■ Task prompt
Repeat the listing in full, preserving every character.

■ Source material
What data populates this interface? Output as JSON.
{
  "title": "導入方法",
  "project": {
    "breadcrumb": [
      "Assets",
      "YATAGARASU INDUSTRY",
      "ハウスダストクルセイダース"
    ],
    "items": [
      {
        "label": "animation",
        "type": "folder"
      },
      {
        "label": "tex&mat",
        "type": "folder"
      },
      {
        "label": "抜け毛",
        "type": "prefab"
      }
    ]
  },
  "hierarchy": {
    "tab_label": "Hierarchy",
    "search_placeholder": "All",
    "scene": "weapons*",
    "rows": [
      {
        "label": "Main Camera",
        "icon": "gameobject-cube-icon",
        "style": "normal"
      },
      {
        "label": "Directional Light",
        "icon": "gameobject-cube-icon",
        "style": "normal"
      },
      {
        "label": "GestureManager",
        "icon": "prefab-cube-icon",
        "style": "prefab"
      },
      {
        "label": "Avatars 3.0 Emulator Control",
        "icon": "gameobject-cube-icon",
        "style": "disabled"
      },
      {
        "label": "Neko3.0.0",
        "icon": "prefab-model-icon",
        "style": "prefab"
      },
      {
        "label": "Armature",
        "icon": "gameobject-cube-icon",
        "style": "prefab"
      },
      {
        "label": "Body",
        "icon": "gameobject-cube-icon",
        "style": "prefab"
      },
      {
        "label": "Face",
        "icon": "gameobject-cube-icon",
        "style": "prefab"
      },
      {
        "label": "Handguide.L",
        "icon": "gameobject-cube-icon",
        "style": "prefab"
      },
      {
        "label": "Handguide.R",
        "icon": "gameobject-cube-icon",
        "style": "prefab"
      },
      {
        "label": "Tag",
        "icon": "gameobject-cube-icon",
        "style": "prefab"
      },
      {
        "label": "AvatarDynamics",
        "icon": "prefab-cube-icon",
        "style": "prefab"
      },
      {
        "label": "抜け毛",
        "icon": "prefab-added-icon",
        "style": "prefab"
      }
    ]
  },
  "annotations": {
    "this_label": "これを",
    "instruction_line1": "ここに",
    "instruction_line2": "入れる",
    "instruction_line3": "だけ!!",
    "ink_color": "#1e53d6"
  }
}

■ The completed task
What data populates this interface? Output as JSON.
{
  "title": "導入方法",
  "project": {
    "breadcrumb": [
      "Assets",
      "YATAGARASU INDUSTRY",
      "ハウスダストクルセイダース"
    ],
    "items": [
      {
        "label": "animation",
        "type": "folder"
      },
      {
        "label": "tex&mat",
        "type": "folder"
      },
      {
        "label": "抜け毛",
        "type": "prefab"
      }
    ]
  },
  "hierarchy": {
    "tab_label": "Hierarchy",
    "search_placeholder": "All",
    "scene": "weapons*",
    "rows": [
      {
        "label": "Main Camera",
        "icon": "gameobject-cube-icon",
        "style": "normal"
      },
      {
        "label": "Directional Light",
        "icon": "gameobject-cube-icon",
        "style": "normal"
      },
      {
        "label": "GestureManager",
        "icon": "prefab-cube-icon",
        "style": "prefab"
      },
      {
        "label": "Avatars 3.0 Emulator Control",
        "icon": "gameobject-cube-icon",
        "style": "disabled"
      },
      {
        "label": "Neko3.0.0",
        "icon": "prefab-model-icon",
        "style": "prefab"
      },
      {
        "label": "Armature",
        "icon": "gameobject-cube-icon",
        "style": "prefab"
      },
      {
        "label": "Body",
        "icon": "gameobject-cube-icon",
        "style": "prefab"
      },
      {
        "label": "Face",
        "icon": "gameobject-cube-icon",
        "style": "prefab"
      },
      {
        "label": "Handguide.L",
        "icon": "gameobject-cube-icon",
        "style": "prefab"
      },
      {
        "label": "Handguide.R",
        "icon": "gameobject-cube-icon",
        "style": "prefab"
      },
      {
        "label": "Tag",
        "icon": "gameobject-cube-icon",
        "style": "prefab"
      },
      {
        "label": "AvatarDynamics",
        "icon": "prefab-cube-icon",
        "style": "prefab"
      },
      {
        "label": "抜け毛",
        "icon": "prefab-added-icon",
        "style": "prefab"
      }
    ]
  },
  "annotations": {
    "this_label": "これを",
    "instruction_line1": "ここに",
    "instruction_line2": "入れる",
    "instruction_line3": "だけ!!",
    "ink_color": "#1e53d6"
  }
}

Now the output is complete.